There is a critical need for international collaboration and policy implementation to accelerate progress towards net zero in the run-up to COP26.
That was the consensus from more than 40 countries’ decisionmakers, who came together online for the IEA-COP26 Net Zero Summit yesterday.
Co-hosted by IEA Executive Director Fatih Birol and COP26 President Alok Sharma, the aim of the event was to identify how to work together to reduce global greenhouse gas emissions and meet the goals of the Paris Agreement.
Representatives from countries collectively covering more than 80% of global GDP, including Australia, Brazil, China, Colombia, the European Union, France, Germany, India, Indonesia, Italy, Japan, South Africa and the United Kingdom, joined the discussion, as well as civil society groups, private companies and government institutions.
The IEA set out seven principles to guide the implementation of net zero commitments:
1. Sustainable recoveries can provide a once-in-a-generation down payment toward net zero.
2. Clear, ambitious and implementable net-zero-aligned roadmaps to 2030 and beyond are critical.
3. Transitions will go faster when learning is shared.
4. Net zero sectors and innovation are essential to achieve global net zero.
5. Mobilising, tracking and benchmarking public and private investment can be the fuel to achieve net zero.
6. People-centred transitions are morally required and politically necessary.
7. Net zero energy systems also need to be sustainable, secure, affordable and resilient.
On 18th May, the IEA plans to publish what it claims is the first comprehensive roadmap for the global energy sector to reach net-zero emissions by 2050 – this will set out a pathway for what is needed from governments, companies, investors and citizens to slash global emissions.
COP26 President Alok Sharma said: “It is time for the world to move from a decade of climate change deliberation to a decade of delivery.
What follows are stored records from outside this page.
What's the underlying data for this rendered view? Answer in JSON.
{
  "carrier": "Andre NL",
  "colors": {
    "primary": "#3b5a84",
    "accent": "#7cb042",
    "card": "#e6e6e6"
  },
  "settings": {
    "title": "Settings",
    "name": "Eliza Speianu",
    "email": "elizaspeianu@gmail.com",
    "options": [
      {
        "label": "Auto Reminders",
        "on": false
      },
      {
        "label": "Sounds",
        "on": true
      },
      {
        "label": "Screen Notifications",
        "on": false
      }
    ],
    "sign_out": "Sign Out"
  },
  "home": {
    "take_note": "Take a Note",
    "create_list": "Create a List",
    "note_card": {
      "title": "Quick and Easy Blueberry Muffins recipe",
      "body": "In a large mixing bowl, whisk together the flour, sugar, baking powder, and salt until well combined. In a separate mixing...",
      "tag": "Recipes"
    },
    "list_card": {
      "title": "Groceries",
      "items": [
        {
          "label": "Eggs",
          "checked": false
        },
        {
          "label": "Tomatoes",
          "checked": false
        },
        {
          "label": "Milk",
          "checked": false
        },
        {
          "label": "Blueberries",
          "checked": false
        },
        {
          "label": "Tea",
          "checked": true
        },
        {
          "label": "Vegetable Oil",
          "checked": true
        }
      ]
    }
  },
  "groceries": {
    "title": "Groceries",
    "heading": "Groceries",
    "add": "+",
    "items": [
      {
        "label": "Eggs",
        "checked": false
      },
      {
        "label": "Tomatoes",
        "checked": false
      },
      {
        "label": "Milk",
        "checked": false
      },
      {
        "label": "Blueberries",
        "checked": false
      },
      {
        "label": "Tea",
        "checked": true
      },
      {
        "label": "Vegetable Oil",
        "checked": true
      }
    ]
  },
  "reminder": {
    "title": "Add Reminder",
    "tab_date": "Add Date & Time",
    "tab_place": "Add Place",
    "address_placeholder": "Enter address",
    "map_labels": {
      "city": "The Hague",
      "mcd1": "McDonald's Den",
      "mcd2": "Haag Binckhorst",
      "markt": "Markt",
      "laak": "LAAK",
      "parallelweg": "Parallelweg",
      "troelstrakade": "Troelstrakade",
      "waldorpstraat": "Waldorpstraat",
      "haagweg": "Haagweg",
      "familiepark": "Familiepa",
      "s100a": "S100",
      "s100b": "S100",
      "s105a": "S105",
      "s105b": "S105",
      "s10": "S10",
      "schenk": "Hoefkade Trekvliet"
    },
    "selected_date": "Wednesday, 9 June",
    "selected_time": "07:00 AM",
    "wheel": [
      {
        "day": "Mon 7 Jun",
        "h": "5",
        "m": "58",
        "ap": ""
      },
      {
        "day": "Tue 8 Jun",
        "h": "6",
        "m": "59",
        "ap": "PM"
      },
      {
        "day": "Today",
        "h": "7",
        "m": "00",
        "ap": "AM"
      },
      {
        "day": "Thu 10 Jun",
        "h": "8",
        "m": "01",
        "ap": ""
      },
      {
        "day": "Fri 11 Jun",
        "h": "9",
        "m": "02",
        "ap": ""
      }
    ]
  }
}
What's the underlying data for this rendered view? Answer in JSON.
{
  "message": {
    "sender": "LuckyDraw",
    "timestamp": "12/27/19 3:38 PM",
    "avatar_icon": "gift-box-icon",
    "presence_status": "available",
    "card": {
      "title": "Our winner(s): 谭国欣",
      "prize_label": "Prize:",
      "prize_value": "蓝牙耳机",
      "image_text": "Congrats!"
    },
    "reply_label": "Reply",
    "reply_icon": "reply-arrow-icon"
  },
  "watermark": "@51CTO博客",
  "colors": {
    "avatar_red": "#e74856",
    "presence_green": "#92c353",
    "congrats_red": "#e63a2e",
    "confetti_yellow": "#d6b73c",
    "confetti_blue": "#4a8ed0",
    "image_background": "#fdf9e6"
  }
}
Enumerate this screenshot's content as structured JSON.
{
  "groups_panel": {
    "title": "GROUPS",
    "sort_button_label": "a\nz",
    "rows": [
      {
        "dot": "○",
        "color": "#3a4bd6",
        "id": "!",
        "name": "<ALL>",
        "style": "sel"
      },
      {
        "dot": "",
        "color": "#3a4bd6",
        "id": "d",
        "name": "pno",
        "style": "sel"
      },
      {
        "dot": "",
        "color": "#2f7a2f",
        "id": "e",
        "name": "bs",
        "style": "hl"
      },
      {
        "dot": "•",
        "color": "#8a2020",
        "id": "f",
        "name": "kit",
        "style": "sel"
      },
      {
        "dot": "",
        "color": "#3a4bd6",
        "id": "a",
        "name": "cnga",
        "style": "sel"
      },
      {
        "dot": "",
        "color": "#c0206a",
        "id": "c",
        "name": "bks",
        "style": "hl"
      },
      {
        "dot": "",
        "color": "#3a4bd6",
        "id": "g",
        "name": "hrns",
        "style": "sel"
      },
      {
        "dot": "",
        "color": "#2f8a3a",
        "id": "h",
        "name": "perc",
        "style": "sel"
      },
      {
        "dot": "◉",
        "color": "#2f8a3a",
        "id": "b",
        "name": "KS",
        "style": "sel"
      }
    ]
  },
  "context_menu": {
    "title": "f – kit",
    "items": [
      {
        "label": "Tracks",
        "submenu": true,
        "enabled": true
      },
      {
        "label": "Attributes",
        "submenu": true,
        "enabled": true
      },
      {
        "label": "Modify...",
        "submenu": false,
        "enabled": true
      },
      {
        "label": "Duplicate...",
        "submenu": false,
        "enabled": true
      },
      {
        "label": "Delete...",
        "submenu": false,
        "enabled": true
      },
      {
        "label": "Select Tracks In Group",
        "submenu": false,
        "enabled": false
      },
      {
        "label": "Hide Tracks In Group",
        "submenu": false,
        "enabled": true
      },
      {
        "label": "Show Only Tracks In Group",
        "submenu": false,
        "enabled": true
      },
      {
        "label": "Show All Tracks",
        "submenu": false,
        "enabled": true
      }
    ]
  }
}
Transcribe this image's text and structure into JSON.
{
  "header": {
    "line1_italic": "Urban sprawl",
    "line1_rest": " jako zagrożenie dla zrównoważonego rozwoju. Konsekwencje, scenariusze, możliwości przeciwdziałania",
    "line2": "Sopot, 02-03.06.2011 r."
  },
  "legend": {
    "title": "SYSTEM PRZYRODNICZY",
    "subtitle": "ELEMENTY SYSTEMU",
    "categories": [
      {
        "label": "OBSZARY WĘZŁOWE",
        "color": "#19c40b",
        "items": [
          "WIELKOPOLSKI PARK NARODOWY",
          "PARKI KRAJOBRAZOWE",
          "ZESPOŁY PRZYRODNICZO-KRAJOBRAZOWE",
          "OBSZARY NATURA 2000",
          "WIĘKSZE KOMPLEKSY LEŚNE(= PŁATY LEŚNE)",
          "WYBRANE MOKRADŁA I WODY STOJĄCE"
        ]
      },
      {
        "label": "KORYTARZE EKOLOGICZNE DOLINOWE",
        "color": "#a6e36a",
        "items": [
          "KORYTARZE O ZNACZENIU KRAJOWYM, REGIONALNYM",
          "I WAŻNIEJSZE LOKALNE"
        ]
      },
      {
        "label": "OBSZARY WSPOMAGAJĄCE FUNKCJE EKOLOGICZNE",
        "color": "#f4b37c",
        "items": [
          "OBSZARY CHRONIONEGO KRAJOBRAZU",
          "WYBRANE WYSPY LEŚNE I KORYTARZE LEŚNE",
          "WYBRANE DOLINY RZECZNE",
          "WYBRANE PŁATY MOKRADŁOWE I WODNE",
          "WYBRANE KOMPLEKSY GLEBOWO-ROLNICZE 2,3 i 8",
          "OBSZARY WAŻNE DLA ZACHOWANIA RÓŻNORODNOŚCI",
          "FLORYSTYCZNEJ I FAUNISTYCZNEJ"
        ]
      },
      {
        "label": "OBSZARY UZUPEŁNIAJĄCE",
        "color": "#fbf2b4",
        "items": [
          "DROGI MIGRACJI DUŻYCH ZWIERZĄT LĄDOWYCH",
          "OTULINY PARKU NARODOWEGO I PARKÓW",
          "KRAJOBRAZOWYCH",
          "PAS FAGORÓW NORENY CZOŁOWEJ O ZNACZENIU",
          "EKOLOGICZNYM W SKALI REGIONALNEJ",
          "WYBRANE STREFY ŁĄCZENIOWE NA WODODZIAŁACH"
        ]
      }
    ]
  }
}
The UK strongly encourages countries to endorse the IEA’s seven principles for achieving net zero.
“Today’s Summit clearly showed willingness from governments, civil society and businesses to work together in each emitting sector to make this happen and keep the 1.5-degree target within reach. This should not be viewed as a shouldering of a burden, but more a sharing of an opportunity. By working together, we can accelerate progress, create jobs and prosperity, and protect our planet for future generations.”
Fatih Birol, IEA Executive Director, noted: “Our Net Zero Summit made clear that the vast majority of the world agrees on the gravity of the climate crisis and the urgency of immediate actions to put global emissions on track towards net zero. But it also underscored the need for greater international collaboration to drive the rapid global deployment of clean technologies across all the key sectors of the economy.
“No country can do this alone. If we want the transition to clean energy to happen quickly, the world’s major economies have to work much more effectively and closely together. The Summit’s Key Principles show what needs to happen, and I offer the IEA’s full support for the UK COP26 Presidency’s efforts to strengthen the international cooperation mechanisms that will accelerate our transition to net zero.”